Yes, actually this, you’ve seen this color I’ve seen. Basically, it’s just heavier: were they eating cigarettes, probably see the little spot where I really do think.
A lot of that staining again is the outside layer, but a nice good, dental cleaning like this, and so what you’re scraping off you think is something that would just that’s exactly yeah.
It looks like no, no cigarettes. This is cementum. Cementum is connected actually to the bone. It’s a fine layer and that’s just looking too. As I said, I think it’s a lot of the proteins of the periodontal that we’re scraping off the enamel, yeah.
Maybe a minimized little yeah, it’s definitely so what we’re looking at it looks like the tooth itself. It went in the tooth and it kind of like dissolved it from the inside, but it looks still intact.
It doesn’t look like it’s going to just pull away like the other tooth did now the root and the cementum. That stuff is connected to your bone, the pdl and so like.
I said it’s not going to get down in there, so I’m more worried about the top of the tooth because that’s what the actual coke would touch, so I’m interested to see when he starts scraping it.
How soft it really is crumbly a little bit, but not not that bad comparatively yeah, but that stain still isn’t coming off either yeah.

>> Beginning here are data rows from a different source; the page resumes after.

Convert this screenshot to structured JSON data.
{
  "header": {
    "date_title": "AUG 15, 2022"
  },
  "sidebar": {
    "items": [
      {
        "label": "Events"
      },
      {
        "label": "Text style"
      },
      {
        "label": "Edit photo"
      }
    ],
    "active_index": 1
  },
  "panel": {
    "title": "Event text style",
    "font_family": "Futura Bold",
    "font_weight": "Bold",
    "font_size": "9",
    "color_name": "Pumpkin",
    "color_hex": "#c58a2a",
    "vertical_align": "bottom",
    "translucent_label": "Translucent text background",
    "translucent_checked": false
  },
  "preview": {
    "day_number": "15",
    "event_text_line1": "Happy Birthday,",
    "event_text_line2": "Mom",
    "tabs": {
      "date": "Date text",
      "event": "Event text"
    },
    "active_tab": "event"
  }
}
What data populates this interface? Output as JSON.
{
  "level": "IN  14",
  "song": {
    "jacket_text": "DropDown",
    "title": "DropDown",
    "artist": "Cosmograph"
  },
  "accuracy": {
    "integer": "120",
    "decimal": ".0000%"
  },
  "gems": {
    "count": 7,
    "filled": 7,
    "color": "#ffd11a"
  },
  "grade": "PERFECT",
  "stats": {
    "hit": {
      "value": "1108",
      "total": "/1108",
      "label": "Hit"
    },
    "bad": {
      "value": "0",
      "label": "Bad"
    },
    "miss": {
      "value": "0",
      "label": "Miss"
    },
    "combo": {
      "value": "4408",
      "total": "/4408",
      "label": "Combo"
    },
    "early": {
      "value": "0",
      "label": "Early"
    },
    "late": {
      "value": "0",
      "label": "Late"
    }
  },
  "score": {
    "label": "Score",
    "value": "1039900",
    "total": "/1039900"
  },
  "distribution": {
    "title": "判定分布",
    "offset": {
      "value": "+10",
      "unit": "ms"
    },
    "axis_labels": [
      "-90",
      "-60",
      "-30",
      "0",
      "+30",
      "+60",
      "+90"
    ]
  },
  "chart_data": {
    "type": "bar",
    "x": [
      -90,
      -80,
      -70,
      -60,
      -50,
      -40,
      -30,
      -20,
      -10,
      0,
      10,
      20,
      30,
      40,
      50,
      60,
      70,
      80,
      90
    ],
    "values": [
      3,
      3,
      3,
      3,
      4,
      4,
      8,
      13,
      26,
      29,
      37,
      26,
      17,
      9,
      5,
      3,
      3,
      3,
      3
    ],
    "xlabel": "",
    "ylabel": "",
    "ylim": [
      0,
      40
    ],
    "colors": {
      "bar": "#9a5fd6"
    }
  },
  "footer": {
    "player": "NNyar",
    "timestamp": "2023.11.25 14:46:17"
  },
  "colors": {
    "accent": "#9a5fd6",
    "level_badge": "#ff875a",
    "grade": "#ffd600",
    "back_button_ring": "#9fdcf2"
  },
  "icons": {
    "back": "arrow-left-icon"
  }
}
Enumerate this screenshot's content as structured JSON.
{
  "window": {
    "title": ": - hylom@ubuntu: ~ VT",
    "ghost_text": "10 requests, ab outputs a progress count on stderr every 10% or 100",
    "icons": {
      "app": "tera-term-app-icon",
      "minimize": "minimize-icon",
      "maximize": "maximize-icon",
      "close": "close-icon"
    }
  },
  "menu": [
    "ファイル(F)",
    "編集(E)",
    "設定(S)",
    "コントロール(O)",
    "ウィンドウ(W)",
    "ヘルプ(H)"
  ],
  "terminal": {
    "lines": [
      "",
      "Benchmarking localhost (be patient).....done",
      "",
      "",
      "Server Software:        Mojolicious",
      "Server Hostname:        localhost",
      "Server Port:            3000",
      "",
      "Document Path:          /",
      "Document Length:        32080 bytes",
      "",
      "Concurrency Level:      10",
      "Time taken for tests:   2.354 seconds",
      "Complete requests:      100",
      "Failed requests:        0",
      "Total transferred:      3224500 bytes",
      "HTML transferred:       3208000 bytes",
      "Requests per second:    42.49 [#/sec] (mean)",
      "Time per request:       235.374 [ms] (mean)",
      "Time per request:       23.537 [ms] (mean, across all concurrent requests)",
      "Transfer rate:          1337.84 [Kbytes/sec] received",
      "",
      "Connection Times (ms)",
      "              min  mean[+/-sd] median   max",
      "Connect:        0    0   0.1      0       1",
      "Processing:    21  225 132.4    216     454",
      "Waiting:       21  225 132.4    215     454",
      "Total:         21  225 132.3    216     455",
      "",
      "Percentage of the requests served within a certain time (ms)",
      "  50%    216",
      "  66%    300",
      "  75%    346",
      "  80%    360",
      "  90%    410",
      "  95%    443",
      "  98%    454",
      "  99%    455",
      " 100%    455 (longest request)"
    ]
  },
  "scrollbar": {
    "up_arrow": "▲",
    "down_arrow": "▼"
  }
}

It sure has stained it and yeah. It’s definitely scraping off a little bit. So, it looks like we do have some crumbliness of the enamel? Okay, that’s not good!
The staining is not possible to come out. The entire tooth is black. Now, I don’t even want to know what it would be like if you had a nerve and a pulp in there. So, obviously coke is pretty bad too.
So, Dr Joseph hit the nail on the head, make sure you brush your teeth, but 30 minutes after you eat something acidic and obviously avoid wishing these things around in your mouth for seven days.
At a time, I’m gonna go brush my teeth. Now.